The nurse in Cabotage purportedly removed the confidential protected health information as part of an “investigation” of alleged fraudulent conduct by the Medical Director. She subsequently provided this information to an investigator from the Department of Health and Human Services, but the agency declined to pursue a claim. After the nurse was terminated for other reasons, she commenced an action against her former employer under the FCA whistleblower provisions and the Ohio Whistleblower’s Act. During the course of discovery, the hospital learned about the nurse’s removal of confidential protected health information. After repeated requests to return the information were declined, the hospital filed a Motion for Return of Confidential Health Information.

The district court denied the motion on the grounds that the Health Insurance Portability and
Accountability Act of 1996 (“HIPAA”) did not vest the court with jurisdiction to provide the remedy sought by the hospital. The court concluded, however, that it possessed inherent authority to issue an order preventing the nurse from using the confidential information in the instant action because the information was confidential, potentially privileged, and had been obtained outside the discovery process governed by the court.

The court’s decision is qualified and stops short of creating a new rule applicable to whistleblower cases, but nonetheless provides a step in the right direction for defendants facing whistleblowers who have inappropriately used or taken confidential information from their employer.


FCA Qui Tam Relator Sanctioned for Destroying Evidence on Company-Issued Laptop

This post was written by Andrew Bernasconi and Nathan Fennessy.

In yet another reminder about the importance of maintaining evidence on company-issued laptops, blackberries, or other electronic devices; the United States District Court for the Northern District of California recently sanctioned a qui tam relator for destroying more than 10,000 documents on his company-issued laptop. Moore v. Gilead Sciences, Inc., No. C 07-03850 SI, 2012 WL 669531 (N.D. Cal. Feb. 29, 2012).

To read the full post on Reed Smith's Global Regulatory Enforcement Law Blog, click here.

Health Information Privacy and Incentives, Medicaid Funding, and Other Health Care Provisions in the American Recovery and Reinvestment Act
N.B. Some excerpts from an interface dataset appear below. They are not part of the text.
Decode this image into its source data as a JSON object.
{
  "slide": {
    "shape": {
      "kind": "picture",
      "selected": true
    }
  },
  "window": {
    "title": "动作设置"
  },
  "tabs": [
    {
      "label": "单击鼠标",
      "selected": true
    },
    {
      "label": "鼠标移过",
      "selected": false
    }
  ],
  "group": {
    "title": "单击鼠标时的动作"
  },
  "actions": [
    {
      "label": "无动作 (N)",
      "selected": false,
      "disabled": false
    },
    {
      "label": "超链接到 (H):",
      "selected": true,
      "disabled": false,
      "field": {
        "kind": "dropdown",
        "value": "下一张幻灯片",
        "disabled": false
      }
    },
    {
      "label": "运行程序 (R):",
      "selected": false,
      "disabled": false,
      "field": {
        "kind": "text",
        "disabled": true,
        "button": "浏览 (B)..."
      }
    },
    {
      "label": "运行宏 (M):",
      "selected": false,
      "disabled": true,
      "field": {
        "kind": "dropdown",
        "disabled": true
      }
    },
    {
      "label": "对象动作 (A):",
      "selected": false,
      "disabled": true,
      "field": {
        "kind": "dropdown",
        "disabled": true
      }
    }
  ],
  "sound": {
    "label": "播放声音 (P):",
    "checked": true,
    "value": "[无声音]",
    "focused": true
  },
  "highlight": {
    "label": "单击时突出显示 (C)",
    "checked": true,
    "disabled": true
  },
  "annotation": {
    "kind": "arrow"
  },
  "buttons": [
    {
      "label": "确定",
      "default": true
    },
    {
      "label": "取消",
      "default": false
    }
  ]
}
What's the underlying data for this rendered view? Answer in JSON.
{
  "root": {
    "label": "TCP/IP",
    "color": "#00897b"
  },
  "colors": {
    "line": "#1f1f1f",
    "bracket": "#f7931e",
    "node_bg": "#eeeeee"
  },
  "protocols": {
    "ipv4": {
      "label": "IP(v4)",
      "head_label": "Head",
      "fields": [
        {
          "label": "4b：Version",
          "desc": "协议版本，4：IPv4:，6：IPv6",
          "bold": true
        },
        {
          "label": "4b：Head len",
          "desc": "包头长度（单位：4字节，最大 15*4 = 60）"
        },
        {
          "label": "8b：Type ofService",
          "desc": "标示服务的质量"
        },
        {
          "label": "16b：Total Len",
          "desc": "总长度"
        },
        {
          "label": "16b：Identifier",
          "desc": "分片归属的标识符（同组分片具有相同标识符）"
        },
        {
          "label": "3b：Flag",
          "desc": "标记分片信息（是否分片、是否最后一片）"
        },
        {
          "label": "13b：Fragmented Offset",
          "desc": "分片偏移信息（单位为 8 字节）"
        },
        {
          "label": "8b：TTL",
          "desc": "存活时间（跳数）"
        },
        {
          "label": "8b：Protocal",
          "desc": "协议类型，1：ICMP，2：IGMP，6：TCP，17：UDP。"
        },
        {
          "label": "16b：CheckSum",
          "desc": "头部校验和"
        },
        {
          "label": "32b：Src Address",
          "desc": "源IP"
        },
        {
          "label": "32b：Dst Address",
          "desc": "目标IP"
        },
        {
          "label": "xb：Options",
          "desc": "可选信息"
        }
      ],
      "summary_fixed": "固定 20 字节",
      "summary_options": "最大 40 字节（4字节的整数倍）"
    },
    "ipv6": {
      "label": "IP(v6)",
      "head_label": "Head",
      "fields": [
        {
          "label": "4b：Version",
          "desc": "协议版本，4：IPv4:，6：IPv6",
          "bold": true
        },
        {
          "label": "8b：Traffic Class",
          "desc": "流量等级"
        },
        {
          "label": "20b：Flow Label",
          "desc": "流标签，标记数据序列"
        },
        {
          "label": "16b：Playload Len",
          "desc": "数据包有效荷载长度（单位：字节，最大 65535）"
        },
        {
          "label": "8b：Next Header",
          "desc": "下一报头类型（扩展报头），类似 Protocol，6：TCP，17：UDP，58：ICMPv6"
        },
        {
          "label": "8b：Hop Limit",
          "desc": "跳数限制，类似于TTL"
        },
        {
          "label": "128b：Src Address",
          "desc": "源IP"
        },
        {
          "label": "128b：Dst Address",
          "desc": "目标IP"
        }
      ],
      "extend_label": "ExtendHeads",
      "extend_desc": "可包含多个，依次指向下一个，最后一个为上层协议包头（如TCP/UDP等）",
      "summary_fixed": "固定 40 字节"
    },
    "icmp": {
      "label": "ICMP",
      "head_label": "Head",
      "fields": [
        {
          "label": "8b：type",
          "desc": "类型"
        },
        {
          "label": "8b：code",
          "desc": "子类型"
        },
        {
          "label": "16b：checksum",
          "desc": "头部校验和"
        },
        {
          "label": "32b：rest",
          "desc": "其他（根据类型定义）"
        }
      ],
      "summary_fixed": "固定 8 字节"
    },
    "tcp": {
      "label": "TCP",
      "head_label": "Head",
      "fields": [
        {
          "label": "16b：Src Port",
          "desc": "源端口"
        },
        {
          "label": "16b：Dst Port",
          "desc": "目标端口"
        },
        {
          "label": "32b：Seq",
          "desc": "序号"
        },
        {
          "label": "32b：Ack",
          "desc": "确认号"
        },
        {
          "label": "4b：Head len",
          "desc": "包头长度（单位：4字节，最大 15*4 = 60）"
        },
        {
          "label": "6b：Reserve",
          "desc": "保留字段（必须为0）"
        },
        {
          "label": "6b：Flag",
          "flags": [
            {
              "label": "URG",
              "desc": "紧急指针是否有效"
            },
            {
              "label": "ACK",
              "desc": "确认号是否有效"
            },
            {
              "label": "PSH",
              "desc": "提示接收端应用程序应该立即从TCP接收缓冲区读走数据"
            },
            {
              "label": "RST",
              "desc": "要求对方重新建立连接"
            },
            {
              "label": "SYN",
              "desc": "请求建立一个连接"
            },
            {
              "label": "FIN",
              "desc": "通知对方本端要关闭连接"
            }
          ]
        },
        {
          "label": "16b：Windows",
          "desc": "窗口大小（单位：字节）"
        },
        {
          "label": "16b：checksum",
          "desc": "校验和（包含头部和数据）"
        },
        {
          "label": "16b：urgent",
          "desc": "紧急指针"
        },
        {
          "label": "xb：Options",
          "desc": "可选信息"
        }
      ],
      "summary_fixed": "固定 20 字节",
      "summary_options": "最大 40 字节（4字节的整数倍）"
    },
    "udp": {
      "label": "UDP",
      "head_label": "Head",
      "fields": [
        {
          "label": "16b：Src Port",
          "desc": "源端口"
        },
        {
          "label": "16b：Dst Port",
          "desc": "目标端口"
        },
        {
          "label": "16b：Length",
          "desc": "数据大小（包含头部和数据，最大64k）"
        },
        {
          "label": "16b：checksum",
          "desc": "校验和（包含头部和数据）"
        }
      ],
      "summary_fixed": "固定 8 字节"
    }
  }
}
This post was written by Karl A. Thallner, Jr., Carol C. Loepere, Debra A. McCurdy, Brad M. Rostolsky, Jacqueline B. Penrod, and Amie E. Schaadt.

On February 17, 2009, President Obama signed into law H.R. 1, the American Recovery and Reinvestment Act (the “ARRA”). The sweeping $790 billion economic stimulus package includes a number of health care policy provisions. Reed Smith's Health Care Memorandum summarizes the major health policy provisions of the Act.